> _DATASET EXTRACT_:
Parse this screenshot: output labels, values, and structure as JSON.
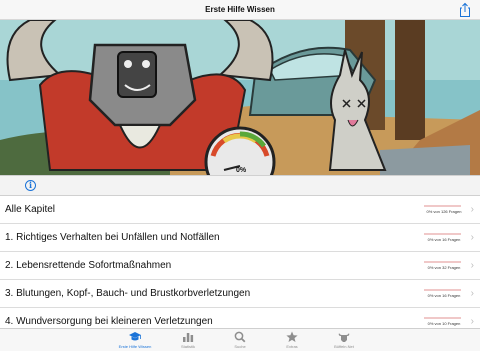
{
  "navbar": {
    "title": "Erste Hilfe Wissen",
    "share_icon": "share-icon"
  },
  "hero": {
    "gauge_value": "0%"
  },
  "info": {
    "icon": "info-icon"
  },
  "chapters": [
    {
      "label": "Alle Kapitel",
      "progress_text": "0% von 126 Fragen",
      "progress": 0
    },
    {
      "label": "1. Richtiges Verhalten bei Unfällen und Notfällen",
      "progress_text": "0% von 16 Fragen",
      "progress": 0
    },
    {
      "label": "2. Lebensrettende Sofortmaßnahmen",
      "progress_text": "0% von 32 Fragen",
      "progress": 0
    },
    {
      "label": "3. Blutungen, Kopf-, Bauch- und Brustkorbverletzungen",
      "progress_text": "0% von 16 Fragen",
      "progress": 0
    },
    {
      "label": "4. Wundversorgung bei kleineren Verletzungen",
      "progress_text": "0% von 10 Fragen",
      "progress": 0
    }
  ],
  "tabs": [
    {
      "label": "Erste Hilfe Wissen",
      "icon": "graduation-cap-icon",
      "active": true
    },
    {
      "label": "Statistik",
      "icon": "bar-chart-icon",
      "active": false
    },
    {
      "label": "Suche",
      "icon": "search-icon",
      "active": false
    },
    {
      "label": "Extras",
      "icon": "star-icon",
      "active": false
    },
    {
      "label": "Büffeln.Net",
      "icon": "buffalo-icon",
      "active": false
    }
  ],
  "colors": {
    "accent": "#1a73d8",
    "progress": "#e02020",
    "inactive_tab": "#8e8e8e"
  }
}
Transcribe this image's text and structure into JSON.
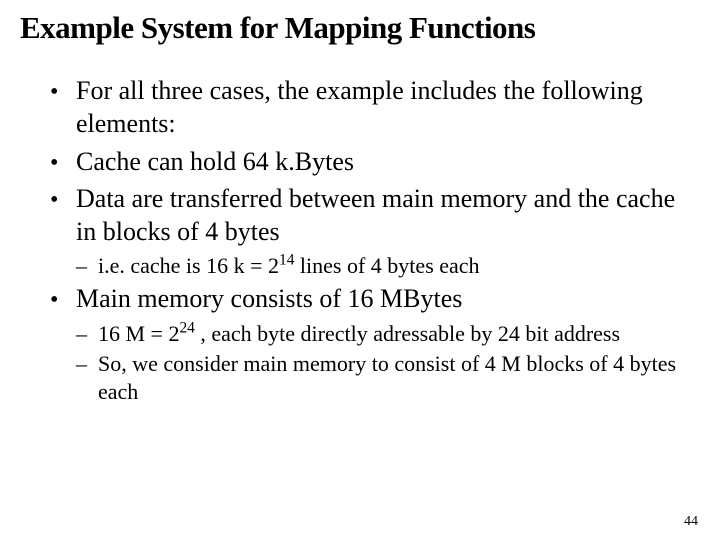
{
  "title": "Example System for Mapping Functions",
  "bullets": {
    "b0": "For all three cases, the example includes the following elements:",
    "b1_pre": "Cache can hold ",
    "b1_em": "64 k.Bytes",
    "b2_pre": "Data are transferred between main memory and the cache in ",
    "b2_em": "blocks of 4 bytes",
    "b2s_pre": "i.e. cache is ",
    "b2s_mid1": "16 k = 2",
    "b2s_sup": "14",
    "b2s_mid2": " lines",
    "b2s_post": " of 4 bytes each",
    "b3_pre": "Main memory consists of ",
    "b3_em": "16 MBytes",
    "b3s1_pre": "16 M = 2",
    "b3s1_sup": "24",
    "b3s1_mid": " , each byte directly adressable by ",
    "b3s1_em": "24 bit address",
    "b3s2_pre": "So, we consider main memory to consist of ",
    "b3s2_em": "4 M blocks",
    "b3s2_post": " of 4 bytes each"
  },
  "pageNumber": "44"
}
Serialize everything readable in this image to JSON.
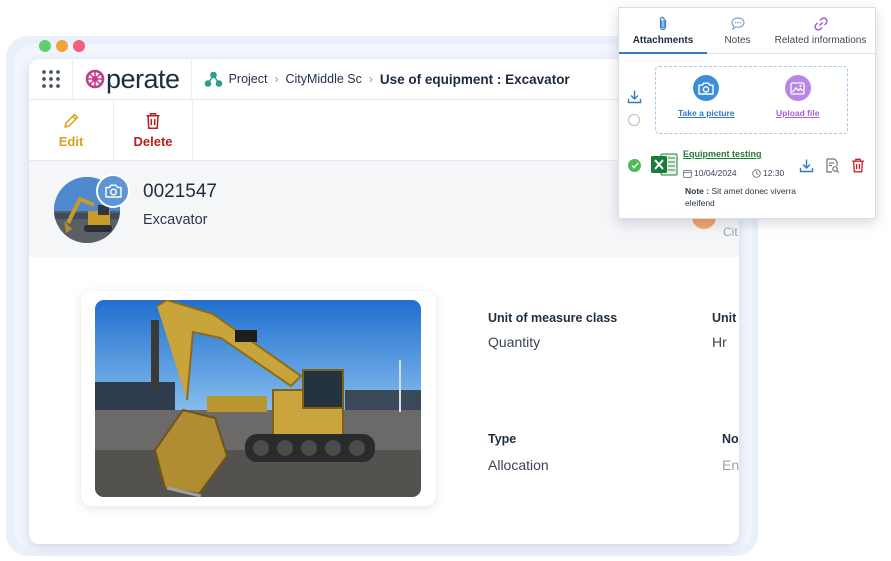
{
  "window": {
    "dot_colors": [
      "#5bd16f",
      "#f4a338",
      "#f2607a"
    ]
  },
  "app": {
    "logo_text": "perate",
    "brand_color": "#c83a8c"
  },
  "breadcrumb": {
    "items": [
      "Project",
      "CityMiddle Sc"
    ],
    "current": "Use of equipment :  Excavator"
  },
  "toolbar": {
    "edit_label": "Edit",
    "delete_label": "Delete",
    "edit_color": "#d9a21b",
    "delete_color": "#b81f1f"
  },
  "equipment": {
    "code": "0021547",
    "name": "Excavator",
    "side_text": "Cit"
  },
  "fields": [
    {
      "label": "Unit of measure class",
      "value": "Quantity"
    },
    {
      "label": "Unit",
      "value": "Hr"
    },
    {
      "label": "Type",
      "value": "Allocation"
    },
    {
      "label": "No",
      "value": "En"
    }
  ],
  "panel": {
    "tabs": [
      "Attachments",
      "Notes",
      "Related informations"
    ],
    "active_tab": "Attachments",
    "take_picture_label": "Take a picture",
    "upload_file_label": "Upload file",
    "attachment": {
      "title": "Equipment testing",
      "date": "10/04/2024",
      "time": "12:30",
      "note_label": "Note :",
      "note_text": "Sit amet donec viverra eleifend"
    }
  }
}
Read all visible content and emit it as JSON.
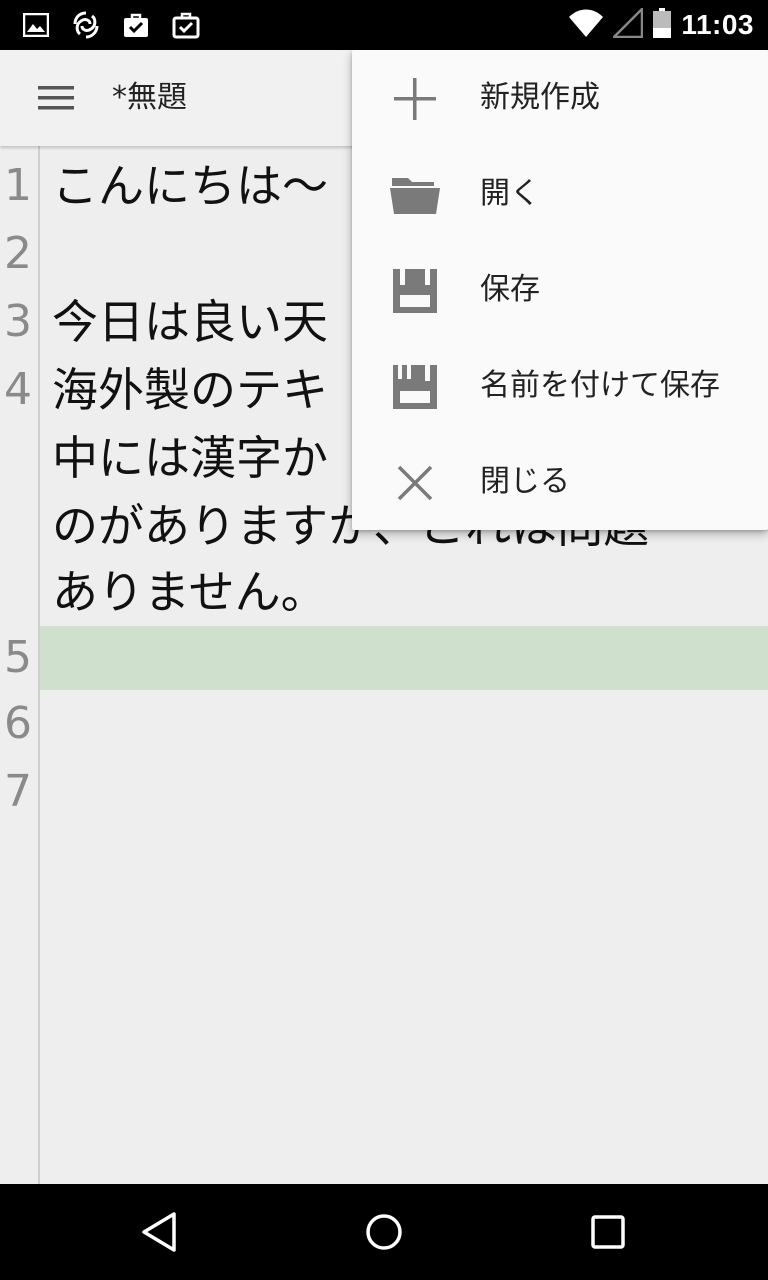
{
  "status_bar": {
    "time": "11:03",
    "icons_left": [
      "image-notification-icon",
      "sync-notification-icon",
      "task-check-icon",
      "task-clipboard-icon"
    ],
    "icons_right": [
      "wifi-icon",
      "cell-signal-icon",
      "battery-icon"
    ]
  },
  "app_bar": {
    "title": "*無題"
  },
  "editor": {
    "line_numbers": [
      "1",
      "2",
      "3",
      "4",
      "5",
      "6",
      "7"
    ],
    "visible_text": [
      "こんにちは〜",
      "",
      "今日は良い天",
      "海外製のテキ",
      "中には漢字か",
      "のがありますか、これは問題",
      "ありません。"
    ],
    "current_line": "5",
    "current_line_color": "#cfe1cd"
  },
  "menu": {
    "items": [
      {
        "label": "新規作成",
        "icon": "plus-icon"
      },
      {
        "label": "開く",
        "icon": "folder-open-icon"
      },
      {
        "label": "保存",
        "icon": "save-icon"
      },
      {
        "label": "名前を付けて保存",
        "icon": "save-as-icon"
      },
      {
        "label": "閉じる",
        "icon": "close-icon"
      }
    ]
  },
  "nav_bar": {
    "buttons": [
      "back-icon",
      "home-icon",
      "recents-icon"
    ]
  },
  "colors": {
    "icon_gray": "#7a7a7a",
    "background": "#eeeeee",
    "menu_background": "#fafafa"
  }
}
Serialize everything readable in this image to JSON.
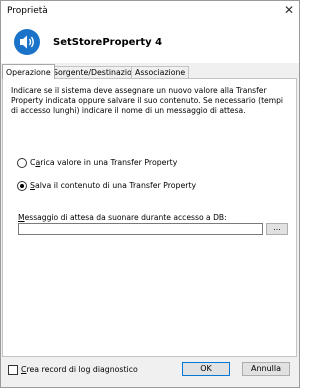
{
  "window": {
    "title": "Proprietà",
    "close_glyph": "✕"
  },
  "header": {
    "icon": "speaker-icon",
    "title": "SetStoreProperty 4"
  },
  "tabs": [
    {
      "label": "Operazione",
      "active": true
    },
    {
      "label": "Sorgente/Destinazione",
      "active": false
    },
    {
      "label": "Associazione",
      "active": false
    }
  ],
  "operazione": {
    "description": "Indicare se il sistema deve assegnare un nuovo valore alla Transfer Property indicata oppure salvare il suo contenuto. Se necessario (tempi di accesso lunghi) indicare il nome di un messaggio di attesa.",
    "radio_load": {
      "label_first": "C",
      "label_under": "a",
      "label_rest": "rica valore in una Transfer Property",
      "selected": false
    },
    "radio_save": {
      "label_first": "",
      "label_under": "S",
      "label_rest": "alva il contenuto di una Transfer Property",
      "selected": true
    },
    "wait_message": {
      "label_first": "",
      "label_under": "M",
      "label_rest": "essaggio di attesa da suonare durante accesso a DB:",
      "value": "",
      "browse_label": "..."
    }
  },
  "footer": {
    "log_checkbox": {
      "label_first": "",
      "label_under": "C",
      "label_rest": "rea record di log diagnostico",
      "checked": false
    },
    "ok_label": "OK",
    "cancel_label": "Annulla"
  },
  "colors": {
    "accent": "#0078d7",
    "icon_blue": "#1a73c8"
  }
}
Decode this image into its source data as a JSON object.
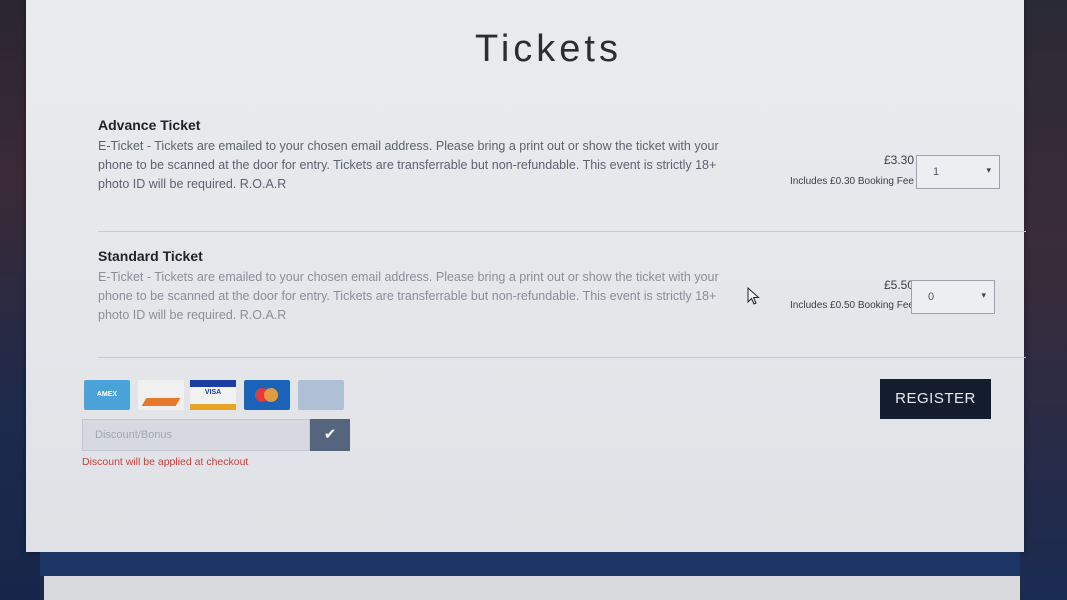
{
  "page": {
    "title": "Tickets"
  },
  "tickets": [
    {
      "name": "Advance Ticket",
      "description": "E-Ticket - Tickets are emailed to your chosen email address. Please bring a print out or show the ticket with your phone to be scanned at the door for entry. Tickets are transferrable but non-refundable. This event is strictly 18+ photo ID will be required. R.O.A.R",
      "price": "£3.30",
      "fee_note": "Includes £0.30 Booking Fee",
      "quantity": "1"
    },
    {
      "name": "Standard Ticket",
      "description": "E-Ticket - Tickets are emailed to your chosen email address. Please bring a print out or show the ticket with your phone to be scanned at the door for entry. Tickets are transferrable but non-refundable. This event is strictly 18+ photo ID will be required. R.O.A.R",
      "price": "£5.50",
      "fee_note": "Includes £0.50 Booking Fee",
      "quantity": "0"
    }
  ],
  "payment_cards": [
    {
      "icon": "amex-card-icon",
      "label": "AMEX"
    },
    {
      "icon": "maestro-card-icon",
      "label": ""
    },
    {
      "icon": "visa-card-icon",
      "label": "VISA"
    },
    {
      "icon": "mastercard-card-icon",
      "label": ""
    },
    {
      "icon": "generic-card-icon",
      "label": ""
    }
  ],
  "discount": {
    "placeholder": "Discount/Bonus",
    "apply_icon": "check-icon",
    "apply_glyph": "✔",
    "note": "Discount will be applied at checkout"
  },
  "actions": {
    "register_label": "REGISTER"
  },
  "colors": {
    "register_bg": "#141d2e",
    "discount_note": "#c0443f",
    "page_bg": "#1d2a44"
  }
}
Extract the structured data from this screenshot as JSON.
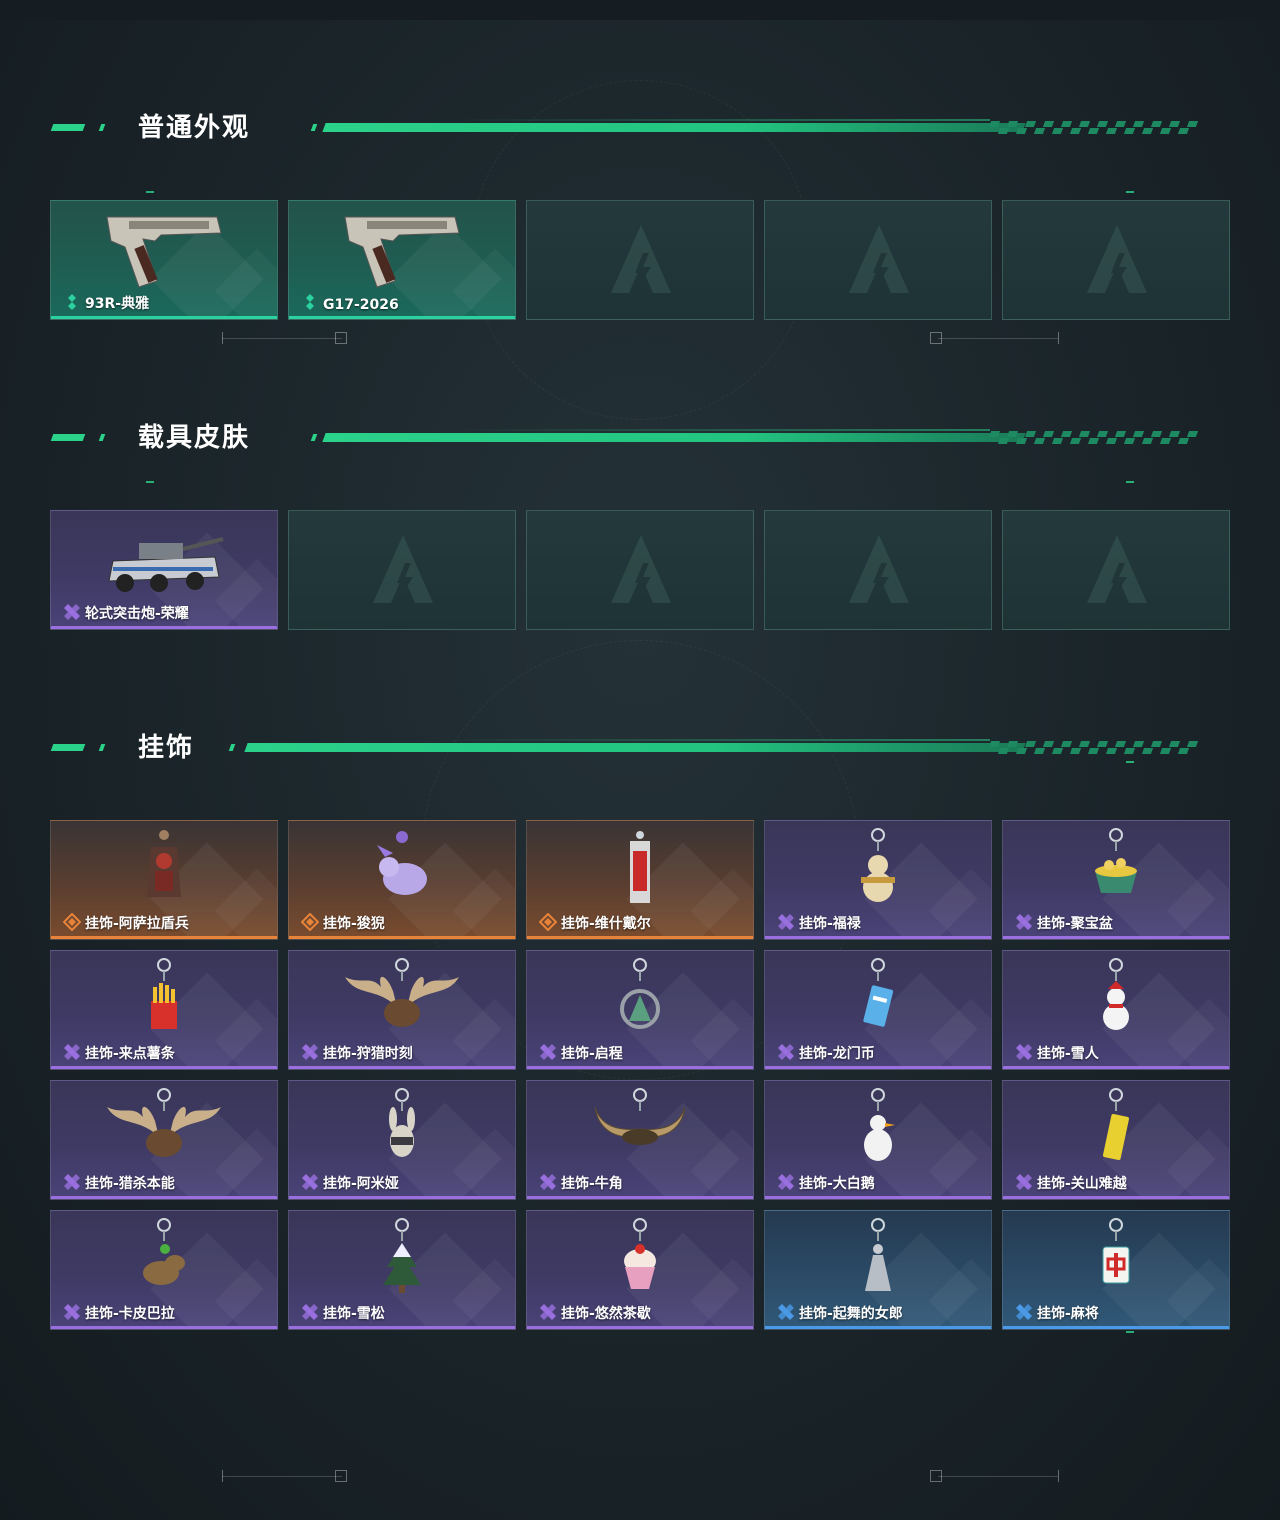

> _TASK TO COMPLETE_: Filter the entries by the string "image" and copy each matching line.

> _TASK ANSWER_:
Transcribe this image's text and structure into JSON.
Serialize everything readable in this image to JSON.
      "image-notification-icon",
Serialize everything readable in this image to JSON.
Decode this image into its source data as a JSON object.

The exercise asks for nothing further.